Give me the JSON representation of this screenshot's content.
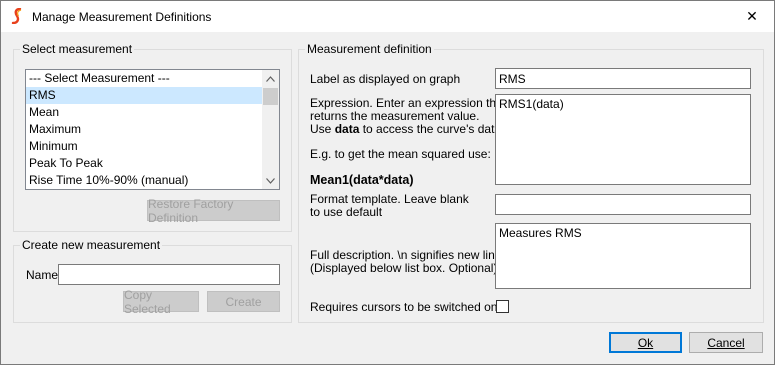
{
  "window": {
    "title": "Manage Measurement Definitions",
    "close_glyph": "✕"
  },
  "select_group": {
    "title": "Select measurement",
    "items": [
      "--- Select Measurement ---",
      "RMS",
      "Mean",
      "Maximum",
      "Minimum",
      "Peak To Peak",
      "Rise Time 10%-90% (manual)"
    ],
    "selected_index": 1,
    "restore_label": "Restore Factory Definition"
  },
  "create_group": {
    "title": "Create new measurement",
    "name_label": "Name",
    "name_value": "",
    "copy_label": "Copy Selected",
    "create_label": "Create"
  },
  "definition_group": {
    "title": "Measurement definition",
    "graph_label": "Label as displayed on graph",
    "graph_value": "RMS",
    "expr_line1": "Expression. Enter an expression that",
    "expr_line2": "returns the measurement value.",
    "expr_line3_pre": "Use ",
    "expr_line3_bold": "data",
    "expr_line3_post": " to access the curve's data.",
    "expr_example": "E.g. to get the mean squared use:",
    "expr_example_code": "Mean1(data*data)",
    "expr_value": "RMS1(data)",
    "format_line1": "Format template. Leave blank",
    "format_line2": "to use default",
    "format_value": "",
    "desc_line1": "Full description.  \\n signifies new line",
    "desc_line2": "(Displayed below list box. Optional)",
    "desc_value": "Measures RMS",
    "cursors_label": "Requires cursors to be switched on",
    "cursors_checked": false
  },
  "footer": {
    "ok_label": "Ok",
    "cancel_label": "Cancel"
  }
}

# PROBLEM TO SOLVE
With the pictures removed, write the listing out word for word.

# SOLUTION
Give me the JSON representation of this screenshot's content.
{
  "window": {
    "title": "Manage Measurement Definitions",
    "close_glyph": "✕"
  },
  "select_group": {
    "title": "Select measurement",
    "items": [
      "--- Select Measurement ---",
      "RMS",
      "Mean",
      "Maximum",
      "Minimum",
      "Peak To Peak",
      "Rise Time 10%-90% (manual)"
    ],
    "selected_index": 1,
    "restore_label": "Restore Factory Definition"
  },
  "create_group": {
    "title": "Create new measurement",
    "name_label": "Name",
    "name_value": "",
    "copy_label": "Copy Selected",
    "create_label": "Create"
  },
  "definition_group": {
    "title": "Measurement definition",
    "graph_label": "Label as displayed on graph",
    "graph_value": "RMS",
    "expr_line1": "Expression. Enter an expression that",
    "expr_line2": "returns the measurement value.",
    "expr_line3_pre": "Use ",
    "expr_line3_bold": "data",
    "expr_line3_post": " to access the curve's data.",
    "expr_example": "E.g. to get the mean squared use:",
    "expr_example_code": "Mean1(data*data)",
    "expr_value": "RMS1(data)",
    "format_line1": "Format template. Leave blank",
    "format_line2": "to use default",
    "format_value": "",
    "desc_line1": "Full description.  \\n signifies new line",
    "desc_line2": "(Displayed below list box. Optional)",
    "desc_value": "Measures RMS",
    "cursors_label": "Requires cursors to be switched on",
    "cursors_checked": false
  },
  "footer": {
    "ok_label": "Ok",
    "cancel_label": "Cancel"
  }
}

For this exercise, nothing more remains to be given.